| Hypoxidaceae, Hypoxis hirsuta, Rhodohypoxis, Curculigo, Spiloxene|
Hypoxis is a genus of flowering plants belonging to the family Hypoxidaceae. The genus has an "almost cosmopolitan" distribution, occurring in Africa, the Americas, Asia, and Australia. Europe lacks native species. Most species are in the Southern Hemisphere, especially in southern Africa. Common names for the genus include star-grass, star lily, yellow stars, African potato, and stars. The genus is the largest of the Hypoxidaceae family and has its centre of variation in South Africa, where it occurs in open undisturbed grasslands.

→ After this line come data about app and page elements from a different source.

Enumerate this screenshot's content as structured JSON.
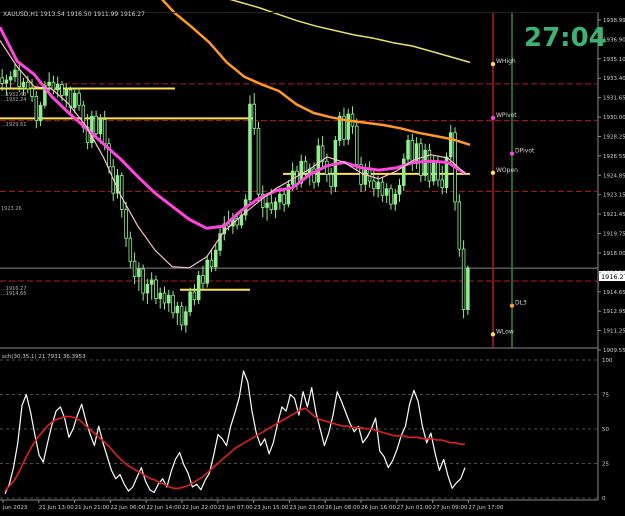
{
  "window": {
    "title": "XAUUSD,H1",
    "ohlc": "1913.54 1916.50 1911.99 1916.27",
    "countdown": "27:04"
  },
  "price_axis": {
    "ticks": [
      "1938.99",
      "1936.90",
      "1935.10",
      "1933.40",
      "1931.65",
      "1930.00",
      "1928.25",
      "1926.55",
      "1924.85",
      "1923.15",
      "1921.45",
      "1919.75",
      "1918.00",
      "1916.30",
      "1914.65",
      "1912.95",
      "1911.25",
      "1909.55"
    ],
    "current_price": "1916.27",
    "range": [
      1909.0,
      1939.5
    ]
  },
  "time_axis": {
    "labels": [
      "Jun 2023",
      "21 Jun 13:00",
      "21 Jun 21:00",
      "22 Jun 06:00",
      "22 Jun 14:00",
      "22 Jun 22:00",
      "23 Jun 07:00",
      "23 Jun 15:00",
      "23 Jun 23:00",
      "26 Jun 08:00",
      "26 Jun 16:00",
      "27 Jun 01:00",
      "27 Jun 09:00",
      "27 Jun 17:00"
    ]
  },
  "pivot_labels": {
    "whigh": "WHigh",
    "wpivot": "WPivot",
    "dpivot": "DPivot",
    "wopen": "WOpen",
    "dl3": "DL3",
    "wlow": "WLow"
  },
  "left_labels": {
    "l1": "...1932.63",
    "l2": "...1932.24",
    "l3": "...1929.61",
    "l4": "1923.26",
    "l5": "...1916.27",
    "l6": "...1914.65"
  },
  "oscillator": {
    "label": "sch(30,35,1) 21.7931 36.3953",
    "levels": [
      "100",
      "75",
      "50",
      "25",
      "0"
    ],
    "range": [
      0,
      100
    ]
  },
  "colors": {
    "background": "#000000",
    "bull_candle": "#90EE90",
    "bear_candle": "#000000",
    "ma_fast": "#FF44DD",
    "ma_pink": "#F5C0C8",
    "ma_orange": "#FF9922",
    "ma_yellow": "#E8E06A",
    "level_yellow": "#FFE34A",
    "pivot_red": "#B01C1C",
    "vline_green": "#2E8B2E",
    "countdown": "#3CB371",
    "osc_white": "#FFFFFF",
    "osc_red": "#E02020"
  },
  "chart_data": {
    "type": "candlestick",
    "symbol": "XAUUSD",
    "timeframe": "H1",
    "candles": [
      [
        1933.6,
        1934.4,
        1932.4,
        1933.1
      ],
      [
        1933.1,
        1933.9,
        1932.0,
        1933.4
      ],
      [
        1933.4,
        1934.2,
        1932.6,
        1933.7
      ],
      [
        1933.7,
        1935.0,
        1933.2,
        1934.3
      ],
      [
        1934.3,
        1934.9,
        1932.3,
        1932.8
      ],
      [
        1932.8,
        1933.6,
        1932.0,
        1933.2
      ],
      [
        1933.2,
        1933.8,
        1932.2,
        1932.6
      ],
      [
        1932.6,
        1933.5,
        1931.4,
        1931.9
      ],
      [
        1931.9,
        1932.4,
        1929.0,
        1929.7
      ],
      [
        1929.7,
        1931.4,
        1929.2,
        1931.1
      ],
      [
        1931.1,
        1933.3,
        1930.8,
        1932.9
      ],
      [
        1932.9,
        1934.1,
        1932.3,
        1933.2
      ],
      [
        1933.2,
        1933.8,
        1932.1,
        1932.5
      ],
      [
        1932.5,
        1933.7,
        1931.8,
        1933.0
      ],
      [
        1933.0,
        1933.3,
        1931.5,
        1932.0
      ],
      [
        1932.0,
        1933.1,
        1930.9,
        1932.5
      ],
      [
        1932.5,
        1932.8,
        1930.4,
        1930.9
      ],
      [
        1930.9,
        1932.6,
        1930.4,
        1932.2
      ],
      [
        1932.2,
        1932.7,
        1930.6,
        1931.1
      ],
      [
        1931.1,
        1931.5,
        1928.6,
        1929.1
      ],
      [
        1929.1,
        1930.3,
        1927.1,
        1927.7
      ],
      [
        1927.7,
        1930.6,
        1927.2,
        1930.1
      ],
      [
        1930.1,
        1930.6,
        1928.0,
        1928.5
      ],
      [
        1928.5,
        1930.3,
        1927.6,
        1929.8
      ],
      [
        1929.8,
        1930.6,
        1927.0,
        1927.6
      ],
      [
        1927.6,
        1928.1,
        1924.9,
        1925.5
      ],
      [
        1925.5,
        1926.2,
        1922.4,
        1923.1
      ],
      [
        1923.1,
        1925.3,
        1922.6,
        1924.7
      ],
      [
        1924.7,
        1925.0,
        1920.9,
        1921.6
      ],
      [
        1921.6,
        1922.3,
        1918.2,
        1919.0
      ],
      [
        1919.0,
        1919.6,
        1916.3,
        1916.9
      ],
      [
        1916.9,
        1917.7,
        1914.8,
        1915.5
      ],
      [
        1915.5,
        1916.8,
        1914.2,
        1916.2
      ],
      [
        1916.2,
        1916.6,
        1913.3,
        1914.0
      ],
      [
        1914.0,
        1915.3,
        1913.0,
        1914.8
      ],
      [
        1914.8,
        1915.9,
        1913.4,
        1915.2
      ],
      [
        1915.2,
        1915.6,
        1913.0,
        1913.5
      ],
      [
        1913.5,
        1914.5,
        1912.6,
        1914.0
      ],
      [
        1914.0,
        1914.6,
        1912.5,
        1913.1
      ],
      [
        1913.1,
        1914.3,
        1912.3,
        1913.8
      ],
      [
        1913.8,
        1914.2,
        1911.7,
        1912.2
      ],
      [
        1912.2,
        1913.2,
        1911.1,
        1912.8
      ],
      [
        1912.8,
        1913.2,
        1910.6,
        1911.1
      ],
      [
        1911.1,
        1912.8,
        1910.4,
        1912.3
      ],
      [
        1912.3,
        1914.5,
        1911.9,
        1914.1
      ],
      [
        1914.1,
        1914.8,
        1912.9,
        1913.4
      ],
      [
        1913.4,
        1916.0,
        1913.0,
        1915.6
      ],
      [
        1915.6,
        1916.5,
        1914.4,
        1914.9
      ],
      [
        1914.9,
        1917.4,
        1914.5,
        1917.0
      ],
      [
        1917.0,
        1917.9,
        1915.9,
        1916.4
      ],
      [
        1916.4,
        1918.4,
        1916.0,
        1917.9
      ],
      [
        1917.9,
        1919.9,
        1917.4,
        1919.4
      ],
      [
        1919.4,
        1921.0,
        1918.8,
        1920.3
      ],
      [
        1920.3,
        1921.5,
        1919.7,
        1920.1
      ],
      [
        1920.1,
        1921.3,
        1919.4,
        1920.8
      ],
      [
        1920.8,
        1921.4,
        1919.8,
        1920.2
      ],
      [
        1920.2,
        1921.6,
        1919.9,
        1921.1
      ],
      [
        1921.1,
        1923.0,
        1920.6,
        1922.5
      ],
      [
        1922.5,
        1932.0,
        1922.0,
        1931.2
      ],
      [
        1931.2,
        1932.2,
        1928.4,
        1929.0
      ],
      [
        1929.0,
        1929.6,
        1922.3,
        1923.0
      ],
      [
        1923.0,
        1923.8,
        1920.9,
        1921.8
      ],
      [
        1921.8,
        1922.9,
        1920.6,
        1922.2
      ],
      [
        1922.2,
        1923.5,
        1921.2,
        1921.6
      ],
      [
        1921.6,
        1922.7,
        1920.8,
        1922.3
      ],
      [
        1922.3,
        1923.6,
        1921.6,
        1923.0
      ],
      [
        1923.0,
        1923.5,
        1921.4,
        1922.1
      ],
      [
        1922.1,
        1924.3,
        1921.8,
        1923.9
      ],
      [
        1923.9,
        1925.9,
        1923.3,
        1925.1
      ],
      [
        1925.1,
        1925.6,
        1923.4,
        1924.0
      ],
      [
        1924.0,
        1926.6,
        1923.6,
        1926.0
      ],
      [
        1926.0,
        1926.5,
        1924.4,
        1924.9
      ],
      [
        1924.9,
        1925.8,
        1923.8,
        1925.3
      ],
      [
        1925.3,
        1925.9,
        1923.5,
        1924.1
      ],
      [
        1924.1,
        1928.1,
        1923.7,
        1927.4
      ],
      [
        1927.4,
        1928.3,
        1925.3,
        1926.0
      ],
      [
        1926.0,
        1926.7,
        1924.1,
        1924.8
      ],
      [
        1924.8,
        1925.4,
        1923.0,
        1923.7
      ],
      [
        1923.7,
        1928.3,
        1923.2,
        1927.9
      ],
      [
        1927.9,
        1930.5,
        1927.4,
        1930.1
      ],
      [
        1930.1,
        1930.9,
        1927.4,
        1928.0
      ],
      [
        1928.0,
        1930.8,
        1927.5,
        1930.3
      ],
      [
        1930.3,
        1931.0,
        1928.5,
        1929.2
      ],
      [
        1929.2,
        1929.9,
        1925.1,
        1925.7
      ],
      [
        1925.7,
        1926.4,
        1923.2,
        1923.9
      ],
      [
        1923.9,
        1925.8,
        1923.3,
        1925.3
      ],
      [
        1925.3,
        1926.0,
        1923.6,
        1924.2
      ],
      [
        1924.2,
        1925.2,
        1922.8,
        1923.5
      ],
      [
        1923.5,
        1924.7,
        1922.7,
        1924.1
      ],
      [
        1924.1,
        1924.6,
        1922.3,
        1922.9
      ],
      [
        1922.9,
        1924.0,
        1922.2,
        1923.5
      ],
      [
        1923.5,
        1923.9,
        1921.6,
        1922.1
      ],
      [
        1922.1,
        1923.5,
        1921.5,
        1923.0
      ],
      [
        1923.0,
        1924.4,
        1922.3,
        1923.8
      ],
      [
        1923.8,
        1926.7,
        1923.3,
        1926.2
      ],
      [
        1926.2,
        1928.4,
        1925.7,
        1927.9
      ],
      [
        1927.9,
        1928.5,
        1925.1,
        1925.8
      ],
      [
        1925.8,
        1928.2,
        1925.3,
        1927.6
      ],
      [
        1927.6,
        1928.1,
        1924.1,
        1924.7
      ],
      [
        1924.7,
        1927.6,
        1924.2,
        1927.0
      ],
      [
        1927.0,
        1927.6,
        1923.6,
        1924.2
      ],
      [
        1924.2,
        1926.5,
        1923.8,
        1926.0
      ],
      [
        1926.0,
        1926.5,
        1923.7,
        1924.3
      ],
      [
        1924.3,
        1925.6,
        1923.0,
        1923.6
      ],
      [
        1923.6,
        1926.8,
        1923.1,
        1926.4
      ],
      [
        1926.4,
        1929.3,
        1925.8,
        1928.6
      ],
      [
        1928.6,
        1929.1,
        1921.5,
        1922.3
      ],
      [
        1922.3,
        1923.0,
        1917.3,
        1918.0
      ],
      [
        1918.0,
        1918.8,
        1911.7,
        1912.5
      ],
      [
        1912.5,
        1916.5,
        1912.0,
        1916.3
      ]
    ],
    "overlays": [
      {
        "name": "magenta",
        "color": "#FF44DD",
        "values": [
          1938.2,
          1935.1,
          1933.9,
          1931.9,
          1930.4,
          1929.0,
          1927.6,
          1926.2,
          1924.6,
          1923.1,
          1921.9,
          1920.7,
          1919.9,
          1920.1,
          1921.5,
          1922.6,
          1923.3,
          1923.6,
          1924.8,
          1925.6,
          1925.9,
          1925.4,
          1925.2,
          1925.4,
          1925.9,
          1926.0,
          1925.9,
          1924.9
        ]
      },
      {
        "name": "pink",
        "color": "#F5C0C8",
        "values": [
          1937.0,
          1934.6,
          1932.8,
          1932.6,
          1931.2,
          1929.2,
          1926.4,
          1922.9,
          1920.1,
          1917.9,
          1916.4,
          1916.3,
          1917.3,
          1919.6,
          1921.0,
          1922.3,
          1923.5,
          1924.4,
          1925.3,
          1926.4,
          1925.9,
          1924.9,
          1924.4,
          1925.1,
          1926.1,
          1926.6,
          1926.3,
          1924.9
        ]
      },
      {
        "name": "orange",
        "color": "#FF9922",
        "values": [
          1943.5,
          1941.2,
          1939.5,
          1938.2,
          1936.8,
          1935.0,
          1933.7,
          1933.0,
          1932.4,
          1931.2,
          1930.4,
          1930.0,
          1929.7,
          1929.5,
          1929.3,
          1929.0,
          1928.6,
          1928.3,
          1928.0,
          1927.5
        ]
      },
      {
        "name": "yellow",
        "color": "#E8E06A",
        "values": [
          1941.0,
          1940.5,
          1940.0,
          1939.4,
          1938.8,
          1938.3,
          1937.9,
          1937.5,
          1937.2,
          1936.8,
          1936.5,
          1936.0,
          1935.5,
          1935.0
        ]
      }
    ],
    "levels": [
      {
        "price": 1932.63,
        "color": "#FFE34A",
        "style": "solid"
      },
      {
        "price": 1929.91,
        "color": "#FFE34A",
        "style": "solid"
      },
      {
        "price": 1924.85,
        "color": "#FFE34A",
        "style": "solid"
      },
      {
        "price": 1914.3,
        "color": "#FFE34A",
        "style": "solid"
      },
      {
        "price": 1933.05,
        "color": "#B01C1C",
        "style": "dashed"
      },
      {
        "price": 1929.7,
        "color": "#B01C1C",
        "style": "dashed"
      },
      {
        "price": 1923.26,
        "color": "#B01C1C",
        "style": "dashed"
      },
      {
        "price": 1915.1,
        "color": "#B01C1C",
        "style": "dashed"
      },
      {
        "price": 1916.27,
        "color": "#888888",
        "style": "solid"
      }
    ],
    "pivots": [
      {
        "name": "WHigh",
        "price": 1934.85,
        "color": "#FFE34A"
      },
      {
        "name": "WPivot",
        "price": 1929.95,
        "color": "#FF44DD"
      },
      {
        "name": "DPivot",
        "price": 1926.7,
        "color": "#FF44DD"
      },
      {
        "name": "WOpen",
        "price": 1924.95,
        "color": "#FFE34A"
      },
      {
        "name": "DL3",
        "price": 1912.85,
        "color": "#FF9922"
      },
      {
        "name": "WLow",
        "price": 1910.25,
        "color": "#FFE34A"
      }
    ],
    "oscillator_series": [
      {
        "name": "white",
        "color": "#FFFFFF",
        "values": [
          3,
          10,
          22,
          40,
          67,
          75,
          62,
          46,
          31,
          26,
          40,
          53,
          63,
          66,
          58,
          44,
          50,
          60,
          68,
          56,
          46,
          38,
          52,
          40,
          30,
          20,
          14,
          17,
          10,
          5,
          8,
          15,
          22,
          12,
          6,
          4,
          10,
          14,
          8,
          19,
          28,
          33,
          24,
          18,
          8,
          10,
          6,
          13,
          18,
          31,
          46,
          43,
          38,
          52,
          62,
          73,
          92,
          84,
          63,
          47,
          38,
          43,
          32,
          40,
          54,
          66,
          63,
          75,
          72,
          60,
          77,
          66,
          80,
          62,
          50,
          38,
          47,
          60,
          77,
          70,
          62,
          54,
          48,
          52,
          40,
          44,
          50,
          58,
          34,
          30,
          22,
          27,
          35,
          45,
          52,
          68,
          78,
          70,
          52,
          40,
          47,
          32,
          20,
          28,
          16,
          7,
          11,
          14,
          22
        ]
      },
      {
        "name": "red",
        "color": "#E02020",
        "values": [
          5,
          9,
          13,
          19,
          26,
          33,
          39,
          44,
          48,
          52,
          55,
          57,
          58,
          59,
          59,
          58,
          56,
          53,
          50,
          47,
          44,
          41,
          38,
          34,
          30,
          27,
          24,
          22,
          20,
          18,
          16,
          14,
          13,
          11,
          10,
          8,
          7,
          7,
          8,
          9,
          11,
          13,
          15,
          18,
          21,
          24,
          27,
          30,
          33,
          36,
          38,
          40,
          42,
          44,
          46,
          48,
          50,
          52,
          54,
          56,
          58,
          60,
          62,
          64,
          65,
          62,
          59,
          57,
          56,
          55,
          54,
          53,
          52,
          52,
          51,
          51,
          51,
          50,
          50,
          49,
          48,
          47,
          46,
          45,
          45,
          45,
          44,
          44,
          44,
          43,
          43,
          43,
          42,
          42,
          41,
          40,
          40,
          39,
          39
        ]
      }
    ]
  }
}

The name Hypoxis was taken over by Linnaeus in 1759 from a name coined by Paul Reneaulme in 1611 for a superficially similar species of Gagea and meaning "a little sour", referring to the taste of that plant's leaves.
These plants are perennial herbs with corms or rhizomes. Some have tubers. The aboveground herbage is a layered cluster of lance-shaped, linear, or hairlike leaves, sometimes sheathed together at the bases. The blades are usually at least slightly hairy. The flowers are borne on a short, stemlike scape in a raceme or umbel arrangement, or sometimes singly. The flower has six yellow tepals which may be hairy, especially on the undersides. The undersides may also be whitish or tinged green or red. Occasional flowers have 4 or 8 tepals. The fruit is a capsule with a few to many small, oily seeds.
The seeds are needed to identify many species. Most have seeds less than 2 millimeters long, so microscopic examination is required.
Hypoxis plants have long played a role in traditional African medicine; H. hemerocallidea and H. colchicifolia are the best known species used to make medicine and teas. The genus is not only used in traditional medicine, it has become important also in pharmaceutical preparations.
Sources have estimated 90 or 100 to 150 species in the genus. As of August 2013, the World Checklist of Selected Plant Families recognized 90 species: